Your objective - A complete answer includes every line below with the word "brands".

Records provided -
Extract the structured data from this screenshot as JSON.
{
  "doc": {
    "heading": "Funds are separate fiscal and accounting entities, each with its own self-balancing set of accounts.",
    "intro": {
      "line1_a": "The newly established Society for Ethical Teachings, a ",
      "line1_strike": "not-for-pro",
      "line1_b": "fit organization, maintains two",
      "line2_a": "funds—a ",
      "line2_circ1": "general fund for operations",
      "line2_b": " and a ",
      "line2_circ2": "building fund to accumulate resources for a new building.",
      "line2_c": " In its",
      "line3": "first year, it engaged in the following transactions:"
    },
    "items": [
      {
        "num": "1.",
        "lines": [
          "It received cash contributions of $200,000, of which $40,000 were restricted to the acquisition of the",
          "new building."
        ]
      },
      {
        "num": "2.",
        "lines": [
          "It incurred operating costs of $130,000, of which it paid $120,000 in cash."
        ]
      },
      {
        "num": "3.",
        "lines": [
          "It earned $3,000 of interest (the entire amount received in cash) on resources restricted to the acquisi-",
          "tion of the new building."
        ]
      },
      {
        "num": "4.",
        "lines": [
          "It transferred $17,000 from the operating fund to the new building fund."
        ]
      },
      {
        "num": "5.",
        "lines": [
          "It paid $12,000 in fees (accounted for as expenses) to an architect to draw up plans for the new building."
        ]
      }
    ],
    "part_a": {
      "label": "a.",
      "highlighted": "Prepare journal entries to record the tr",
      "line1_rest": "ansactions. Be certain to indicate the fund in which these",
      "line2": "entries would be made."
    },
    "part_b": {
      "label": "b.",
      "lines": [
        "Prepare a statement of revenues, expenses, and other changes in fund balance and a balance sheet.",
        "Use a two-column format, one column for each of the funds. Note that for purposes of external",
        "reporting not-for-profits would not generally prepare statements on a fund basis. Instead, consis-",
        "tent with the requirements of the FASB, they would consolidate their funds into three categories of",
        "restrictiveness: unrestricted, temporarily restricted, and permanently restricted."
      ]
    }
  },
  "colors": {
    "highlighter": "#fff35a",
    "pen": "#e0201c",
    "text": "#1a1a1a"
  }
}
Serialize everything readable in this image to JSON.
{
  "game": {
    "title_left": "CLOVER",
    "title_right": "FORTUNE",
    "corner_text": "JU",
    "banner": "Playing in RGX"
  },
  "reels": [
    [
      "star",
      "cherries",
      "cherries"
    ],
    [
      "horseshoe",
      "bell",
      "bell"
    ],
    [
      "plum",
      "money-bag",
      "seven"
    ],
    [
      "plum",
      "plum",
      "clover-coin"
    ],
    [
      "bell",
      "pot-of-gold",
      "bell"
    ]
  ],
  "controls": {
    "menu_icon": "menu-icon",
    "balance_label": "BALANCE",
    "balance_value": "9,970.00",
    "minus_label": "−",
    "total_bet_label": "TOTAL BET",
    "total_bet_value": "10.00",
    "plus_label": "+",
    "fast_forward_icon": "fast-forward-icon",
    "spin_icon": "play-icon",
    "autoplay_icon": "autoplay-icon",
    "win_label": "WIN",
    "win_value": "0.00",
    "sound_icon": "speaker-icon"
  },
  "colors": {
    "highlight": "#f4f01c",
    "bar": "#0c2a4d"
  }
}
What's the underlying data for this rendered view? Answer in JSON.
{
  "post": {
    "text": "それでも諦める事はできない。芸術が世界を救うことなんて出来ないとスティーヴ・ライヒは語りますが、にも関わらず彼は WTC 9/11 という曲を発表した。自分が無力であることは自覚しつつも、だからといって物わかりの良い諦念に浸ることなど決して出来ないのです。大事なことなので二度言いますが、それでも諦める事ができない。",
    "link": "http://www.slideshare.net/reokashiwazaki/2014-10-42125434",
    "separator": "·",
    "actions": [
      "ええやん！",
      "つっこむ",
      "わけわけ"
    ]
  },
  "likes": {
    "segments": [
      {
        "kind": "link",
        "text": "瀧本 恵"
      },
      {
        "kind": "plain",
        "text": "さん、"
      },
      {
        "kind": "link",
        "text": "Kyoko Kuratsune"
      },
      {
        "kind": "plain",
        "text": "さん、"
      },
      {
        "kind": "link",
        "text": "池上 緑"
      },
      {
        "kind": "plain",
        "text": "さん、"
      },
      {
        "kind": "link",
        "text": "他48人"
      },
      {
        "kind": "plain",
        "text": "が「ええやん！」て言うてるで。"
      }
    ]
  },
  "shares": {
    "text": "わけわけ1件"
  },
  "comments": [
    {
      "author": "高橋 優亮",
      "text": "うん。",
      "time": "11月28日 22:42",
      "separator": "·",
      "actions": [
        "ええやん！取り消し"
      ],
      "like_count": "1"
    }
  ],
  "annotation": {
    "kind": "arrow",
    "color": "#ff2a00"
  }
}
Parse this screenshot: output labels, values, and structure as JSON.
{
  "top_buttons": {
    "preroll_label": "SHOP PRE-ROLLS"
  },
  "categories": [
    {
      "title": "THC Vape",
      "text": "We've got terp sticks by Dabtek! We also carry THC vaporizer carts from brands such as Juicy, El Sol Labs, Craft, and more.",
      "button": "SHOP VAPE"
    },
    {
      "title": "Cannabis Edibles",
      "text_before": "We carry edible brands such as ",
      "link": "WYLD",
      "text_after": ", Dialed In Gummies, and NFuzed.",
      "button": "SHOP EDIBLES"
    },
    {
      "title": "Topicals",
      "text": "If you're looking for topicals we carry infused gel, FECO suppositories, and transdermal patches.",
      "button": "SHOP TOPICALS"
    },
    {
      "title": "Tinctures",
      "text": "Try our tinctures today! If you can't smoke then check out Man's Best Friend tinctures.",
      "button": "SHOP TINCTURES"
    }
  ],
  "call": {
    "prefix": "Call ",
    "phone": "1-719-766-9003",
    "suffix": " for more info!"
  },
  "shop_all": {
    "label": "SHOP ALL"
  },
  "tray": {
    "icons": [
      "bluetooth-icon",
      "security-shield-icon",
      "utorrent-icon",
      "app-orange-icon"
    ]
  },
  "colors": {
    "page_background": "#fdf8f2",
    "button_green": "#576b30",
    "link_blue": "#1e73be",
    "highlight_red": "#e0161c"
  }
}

Task output -
      "text": "We've got terp sticks by Dabtek! We also carry THC vaporizer carts from brands such as Juicy, El Sol Labs, Craft, and more.",
      "text_before": "We carry edible brands such as ",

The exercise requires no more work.